The first WD.7 caught fire while on patrol from Zeebrügge and was captured by the French after ditching[1], but seven further were ordered. They were delivered between June and August 1916, and they were used from North Sea flying stations.[2] They were used for reconnaissance, training, and weapons trials. [1]

For more information, see Wikipedia:Gotha_WD.7.

ReferencesEdit

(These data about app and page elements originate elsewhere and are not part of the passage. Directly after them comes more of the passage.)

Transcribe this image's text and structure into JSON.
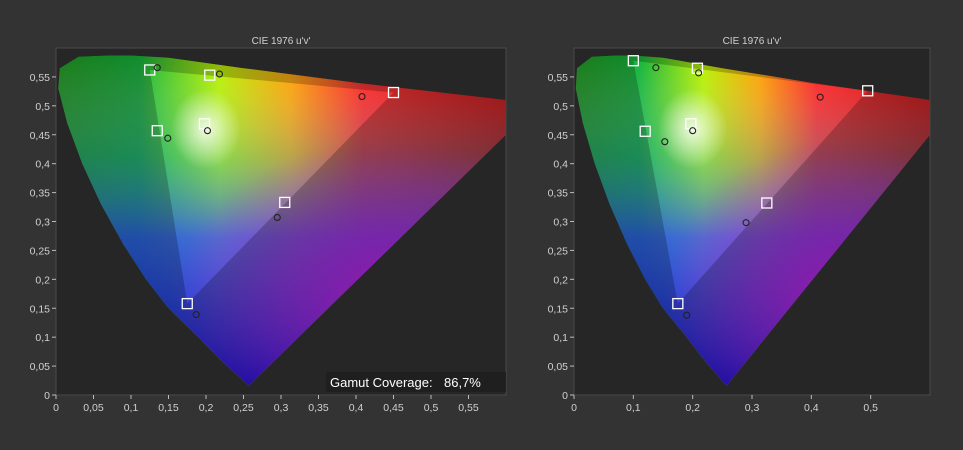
{
  "chart_data": [
    {
      "type": "scatter",
      "title": "CIE 1976 u'v'",
      "xlim": [
        0,
        0.6
      ],
      "ylim": [
        0,
        0.6
      ],
      "x_ticks": [
        "0",
        "0,05",
        "0,1",
        "0,15",
        "0,2",
        "0,25",
        "0,3",
        "0,35",
        "0,4",
        "0,45",
        "0,5",
        "0,55"
      ],
      "y_ticks": [
        "0",
        "0,05",
        "0,1",
        "0,15",
        "0,2",
        "0,25",
        "0,3",
        "0,35",
        "0,4",
        "0,45",
        "0,5",
        "0,55"
      ],
      "annotation": {
        "label": "Gamut Coverage:",
        "value": "86,7%"
      },
      "series": [
        {
          "marker": "square",
          "points": [
            [
              0.125,
              0.562
            ],
            [
              0.205,
              0.553
            ],
            [
              0.45,
              0.523
            ],
            [
              0.135,
              0.457
            ],
            [
              0.198,
              0.469
            ],
            [
              0.305,
              0.333
            ],
            [
              0.175,
              0.158
            ]
          ]
        },
        {
          "marker": "circle",
          "points": [
            [
              0.135,
              0.566
            ],
            [
              0.218,
              0.555
            ],
            [
              0.408,
              0.516
            ],
            [
              0.149,
              0.444
            ],
            [
              0.202,
              0.457
            ],
            [
              0.295,
              0.307
            ],
            [
              0.187,
              0.139
            ]
          ]
        }
      ]
    },
    {
      "type": "scatter",
      "title": "CIE 1976 u'v'",
      "xlim": [
        0,
        0.6
      ],
      "ylim": [
        0,
        0.6
      ],
      "x_ticks": [
        "0",
        "0,1",
        "0,2",
        "0,3",
        "0,4",
        "0,5"
      ],
      "y_ticks": [
        "0",
        "0,05",
        "0,1",
        "0,15",
        "0,2",
        "0,25",
        "0,3",
        "0,35",
        "0,4",
        "0,45",
        "0,5",
        "0,55"
      ],
      "series": [
        {
          "marker": "square",
          "points": [
            [
              0.1,
              0.578
            ],
            [
              0.208,
              0.565
            ],
            [
              0.495,
              0.526
            ],
            [
              0.12,
              0.456
            ],
            [
              0.197,
              0.469
            ],
            [
              0.325,
              0.332
            ],
            [
              0.175,
              0.158
            ]
          ]
        },
        {
          "marker": "circle",
          "points": [
            [
              0.138,
              0.566
            ],
            [
              0.21,
              0.557
            ],
            [
              0.415,
              0.515
            ],
            [
              0.153,
              0.438
            ],
            [
              0.2,
              0.457
            ],
            [
              0.29,
              0.298
            ],
            [
              0.19,
              0.138
            ]
          ]
        }
      ]
    }
  ]
}
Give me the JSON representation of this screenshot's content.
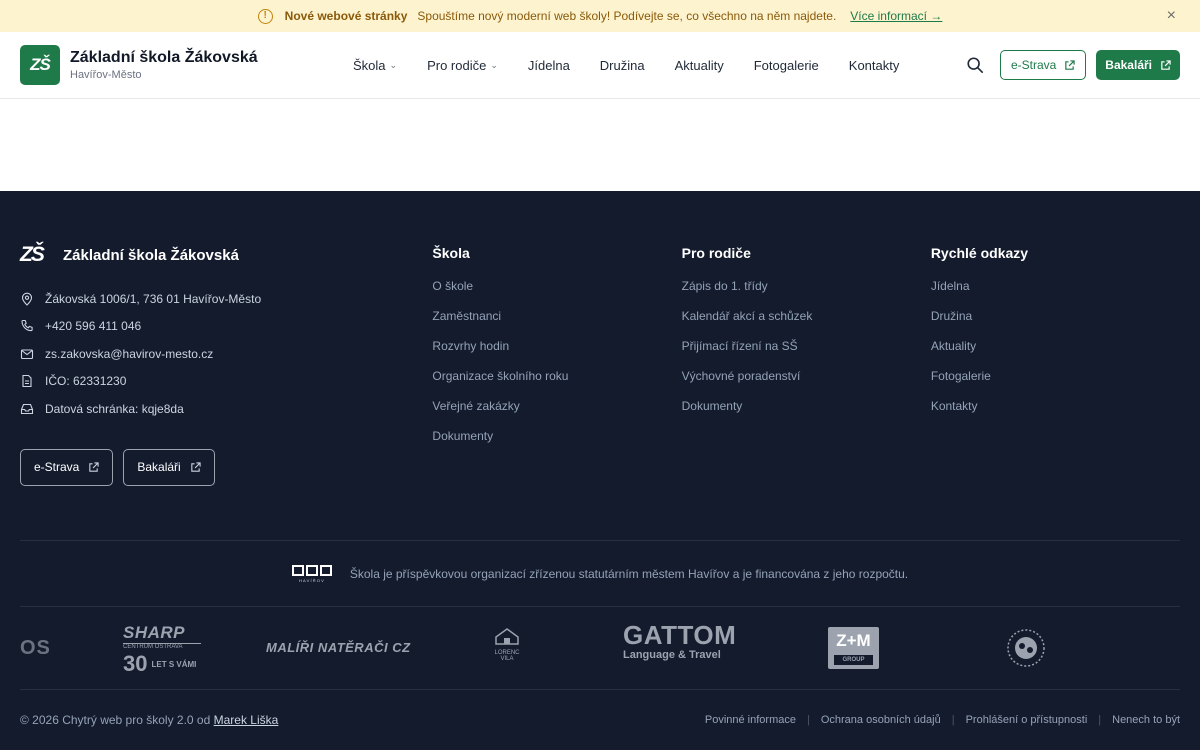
{
  "announcement": {
    "title": "Nové webové stránky",
    "text": "Spouštíme nový moderní web školy! Podívejte se, co všechno na něm najdete.",
    "link": "Více informací →",
    "close": "×"
  },
  "header": {
    "logo_text": "ZŠ",
    "school_name": "Základní škola Žákovská",
    "city": "Havířov-Město",
    "nav": [
      {
        "label": "Škola",
        "dropdown": true
      },
      {
        "label": "Pro rodiče",
        "dropdown": true
      },
      {
        "label": "Jídelna"
      },
      {
        "label": "Družina"
      },
      {
        "label": "Aktuality"
      },
      {
        "label": "Fotogalerie"
      },
      {
        "label": "Kontakty"
      }
    ],
    "estrava_label": "e-Strava",
    "bakalari_label": "Bakaláři"
  },
  "footer": {
    "logo_text": "ZŠ",
    "school_name": "Základní škola Žákovská",
    "address": "Žákovská 1006/1, 736 01 Havířov-Město",
    "phone": "+420 596 411 046",
    "email": "zs.zakovska@havirov-mesto.cz",
    "ico": "IČO: 62331230",
    "data_box": "Datová schránka: kqje8da",
    "estrava_label": "e-Strava",
    "bakalari_label": "Bakaláři",
    "columns": [
      {
        "title": "Škola",
        "links": [
          "O škole",
          "Zaměstnanci",
          "Rozvrhy hodin",
          "Organizace školního roku",
          "Veřejné zakázky",
          "Dokumenty"
        ]
      },
      {
        "title": "Pro rodiče",
        "links": [
          "Zápis do 1. třídy",
          "Kalendář akcí a schůzek",
          "Přijímací řízení na SŠ",
          "Výchovné poradenství",
          "Dokumenty"
        ]
      },
      {
        "title": "Rychlé odkazy",
        "links": [
          "Jídelna",
          "Družina",
          "Aktuality",
          "Fotogalerie",
          "Kontakty"
        ]
      }
    ],
    "city_logo_text": "HAVÍŘOV",
    "funding_text": "Škola je příspěvkovou organizací zřízenou statutárním městem Havířov a je financována z jeho rozpočtu.",
    "sponsors": {
      "s0": "OS",
      "sharp": "SHARP",
      "sharp_sub": "CENTRUM OSTRAVA",
      "sharp_years": "30",
      "sharp_tag": "LET S VÁMI",
      "malir": "MALÍŘI NATĚRAČI CZ",
      "lorenc": "LORENC VILA",
      "gattom": "GATTOM",
      "gattom_sub": "Language & Travel",
      "zm": "Z+M",
      "zm_sub": "GROUP"
    },
    "copyright": "© 2026 Chytrý web pro školy 2.0 od",
    "author": "Marek Liška",
    "legal": [
      "Povinné informace",
      "Ochrana osobních údajů",
      "Prohlášení o přístupnosti",
      "Nenech to být"
    ]
  }
}
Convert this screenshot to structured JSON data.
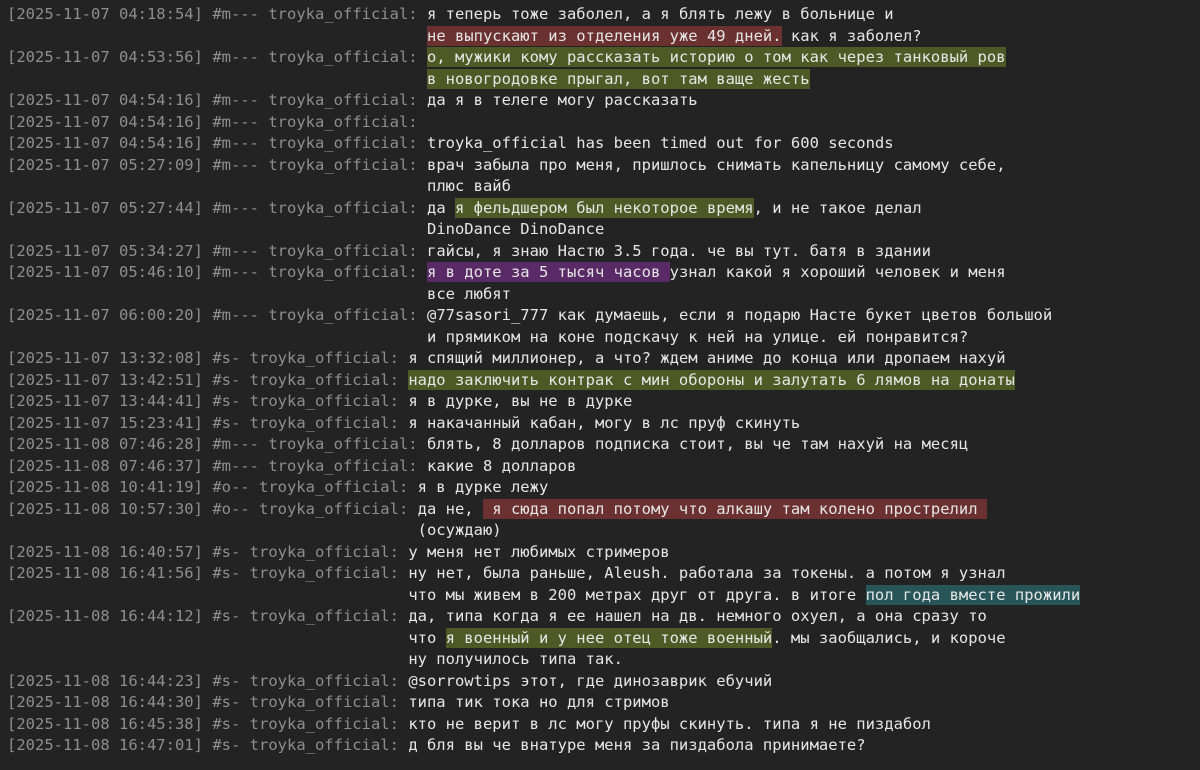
{
  "theme": {
    "background": "#232323",
    "meta_color": "#8e8e8e",
    "text_color": "#e6e6e6",
    "highlight_colors": {
      "red": "#6b3131",
      "olive": "#4e5a25",
      "purple": "#5a2a66",
      "teal": "#275558"
    }
  },
  "messages": [
    {
      "ts": "[2025-11-07 04:18:54]",
      "channel": "#m---",
      "user": "troyka_official:",
      "lines": [
        [
          {
            "t": "я теперь тоже заболел, а я блять лежу в больнице и"
          }
        ],
        [
          {
            "t": "не выпускают из отделения уже 49 дней.",
            "hl": "red"
          },
          {
            "t": " как я заболел?"
          }
        ]
      ]
    },
    {
      "ts": "[2025-11-07 04:53:56]",
      "channel": "#m---",
      "user": "troyka_official:",
      "lines": [
        [
          {
            "t": "о, мужики кому рассказать историю о том как через танковый ров",
            "hl": "olive"
          }
        ],
        [
          {
            "t": "в новогродовке прыгал, вот там ваще жесть",
            "hl": "olive"
          }
        ]
      ]
    },
    {
      "ts": "[2025-11-07 04:54:16]",
      "channel": "#m---",
      "user": "troyka_official:",
      "lines": [
        [
          {
            "t": "да я в телеге могу рассказать"
          }
        ]
      ]
    },
    {
      "ts": "[2025-11-07 04:54:16]",
      "channel": "#m---",
      "user": "troyka_official:",
      "lines": [
        [
          {
            "t": ""
          }
        ]
      ]
    },
    {
      "ts": "[2025-11-07 04:54:16]",
      "channel": "#m---",
      "user": "troyka_official:",
      "lines": [
        [
          {
            "t": "troyka_official has been timed out for 600 seconds"
          }
        ]
      ]
    },
    {
      "ts": "[2025-11-07 05:27:09]",
      "channel": "#m---",
      "user": "troyka_official:",
      "lines": [
        [
          {
            "t": "врач забыла про меня, пришлось снимать капельницу самому себе,"
          }
        ],
        [
          {
            "t": "плюс вайб"
          }
        ]
      ]
    },
    {
      "ts": "[2025-11-07 05:27:44]",
      "channel": "#m---",
      "user": "troyka_official:",
      "lines": [
        [
          {
            "t": "да "
          },
          {
            "t": "я фельдшером был некоторое время",
            "hl": "olive"
          },
          {
            "t": ", и не такое делал"
          }
        ],
        [
          {
            "t": "DinoDance DinoDance"
          }
        ]
      ]
    },
    {
      "ts": "[2025-11-07 05:34:27]",
      "channel": "#m---",
      "user": "troyka_official:",
      "lines": [
        [
          {
            "t": "гайсы, я знаю Настю 3.5 года. че вы тут. батя в здании"
          }
        ]
      ]
    },
    {
      "ts": "[2025-11-07 05:46:10]",
      "channel": "#m---",
      "user": "troyka_official:",
      "lines": [
        [
          {
            "t": "я в доте за 5 тысяч часов ",
            "hl": "purple"
          },
          {
            "t": "узнал какой я хороший человек и меня"
          }
        ],
        [
          {
            "t": "все любят"
          }
        ]
      ]
    },
    {
      "ts": "[2025-11-07 06:00:20]",
      "channel": "#m---",
      "user": "troyka_official:",
      "lines": [
        [
          {
            "t": "@77sasori_777 как думаешь, если я подарю Насте букет цветов большой"
          }
        ],
        [
          {
            "t": "и прямиком на коне подскачу к ней на улице. ей понравится?"
          }
        ]
      ]
    },
    {
      "ts": "[2025-11-07 13:32:08]",
      "channel": "#s-",
      "user": "troyka_official:",
      "lines": [
        [
          {
            "t": "я спящий миллионер, а что? ждем аниме до конца или дропаем нахуй"
          }
        ]
      ]
    },
    {
      "ts": "[2025-11-07 13:42:51]",
      "channel": "#s-",
      "user": "troyka_official:",
      "lines": [
        [
          {
            "t": "надо заключить контрак с мин обороны и залутать 6 лямов на донаты",
            "hl": "olive"
          }
        ]
      ]
    },
    {
      "ts": "[2025-11-07 13:44:41]",
      "channel": "#s-",
      "user": "troyka_official:",
      "lines": [
        [
          {
            "t": "я в дурке, вы не в дурке"
          }
        ]
      ]
    },
    {
      "ts": "[2025-11-07 15:23:41]",
      "channel": "#s-",
      "user": "troyka_official:",
      "lines": [
        [
          {
            "t": "я накачанный кабан, могу в лс пруф скинуть"
          }
        ]
      ]
    },
    {
      "ts": "[2025-11-08 07:46:28]",
      "channel": "#m---",
      "user": "troyka_official:",
      "lines": [
        [
          {
            "t": "блять, 8 долларов подписка стоит, вы че там нахуй на месяц"
          }
        ]
      ]
    },
    {
      "ts": "[2025-11-08 07:46:37]",
      "channel": "#m---",
      "user": "troyka_official:",
      "lines": [
        [
          {
            "t": "какие 8 долларов"
          }
        ]
      ]
    },
    {
      "ts": "[2025-11-08 10:41:19]",
      "channel": "#o--",
      "user": "troyka_official:",
      "lines": [
        [
          {
            "t": "я в дурке лежу"
          }
        ]
      ]
    },
    {
      "ts": "[2025-11-08 10:57:30]",
      "channel": "#o--",
      "user": "troyka_official:",
      "lines": [
        [
          {
            "t": "да не, "
          },
          {
            "t": " я сюда попал потому что алкашу там колено прострелил ",
            "hl": "red"
          }
        ],
        [
          {
            "t": "(осуждаю)"
          }
        ]
      ]
    },
    {
      "ts": "[2025-11-08 16:40:57]",
      "channel": "#s-",
      "user": "troyka_official:",
      "lines": [
        [
          {
            "t": "у меня нет любимых стримеров"
          }
        ]
      ]
    },
    {
      "ts": "[2025-11-08 16:41:56]",
      "channel": "#s-",
      "user": "troyka_official:",
      "lines": [
        [
          {
            "t": "ну нет, была раньше, Aleush. работала за токены. а потом я узнал"
          }
        ],
        [
          {
            "t": "что мы живем в 200 метрах друг от друга. в итоге "
          },
          {
            "t": "пол года вместе прожили",
            "hl": "teal"
          }
        ]
      ]
    },
    {
      "ts": "[2025-11-08 16:44:12]",
      "channel": "#s-",
      "user": "troyka_official:",
      "lines": [
        [
          {
            "t": "да, типа когда я ее нашел на дв. немного охуел, а она сразу то"
          }
        ],
        [
          {
            "t": "что "
          },
          {
            "t": "я военный и у нее отец тоже военный",
            "hl": "olive"
          },
          {
            "t": ". мы заобщались, и короче"
          }
        ],
        [
          {
            "t": "ну получилось типа так."
          }
        ]
      ]
    },
    {
      "ts": "[2025-11-08 16:44:23]",
      "channel": "#s-",
      "user": "troyka_official:",
      "lines": [
        [
          {
            "t": "@sorrowtips этот, где динозаврик ебучий"
          }
        ]
      ]
    },
    {
      "ts": "[2025-11-08 16:44:30]",
      "channel": "#s-",
      "user": "troyka_official:",
      "lines": [
        [
          {
            "t": "типа тик тока но для стримов"
          }
        ]
      ]
    },
    {
      "ts": "[2025-11-08 16:45:38]",
      "channel": "#s-",
      "user": "troyka_official:",
      "lines": [
        [
          {
            "t": "кто не верит в лс могу пруфы скинуть. типа я не пиздабол"
          }
        ]
      ]
    },
    {
      "ts": "[2025-11-08 16:47:01]",
      "channel": "#s-",
      "user": "troyka_official:",
      "lines": [
        [
          {
            "t": "д бля вы че внатуре меня за пиздабола принимаете?"
          }
        ]
      ]
    }
  ]
}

Notes
  1. The prototype used 120hp Mercedes D.IIs and the last unit used 120hp Argus As.IIs.[1]
Citations
  1. 1.00 1.01 1.02 1.03 1.04 1.05 1.06 1.07 1.08 1.09 1.10 1.11 Herris, p.45.
  2. 2.0 2.1 2.2 2.3 2.4 2.5 2.6 Nowarra, p.44.
  3. Nowarra, pp.204-205.
Bibliography
  • Jack Herris, Gotha Aircraft of WWI. USA, Aeronaut Books, 2013. ISBN 978-1-935881-14-8
  • Heinz J. Nowarra, Bruce Robertson, and Peter G. Cooksley. Marine Aircraft of the 1914-1918 War. Letchworth, Herts, England: Harleyford Publications Limited, 1966. ISBN 0900435070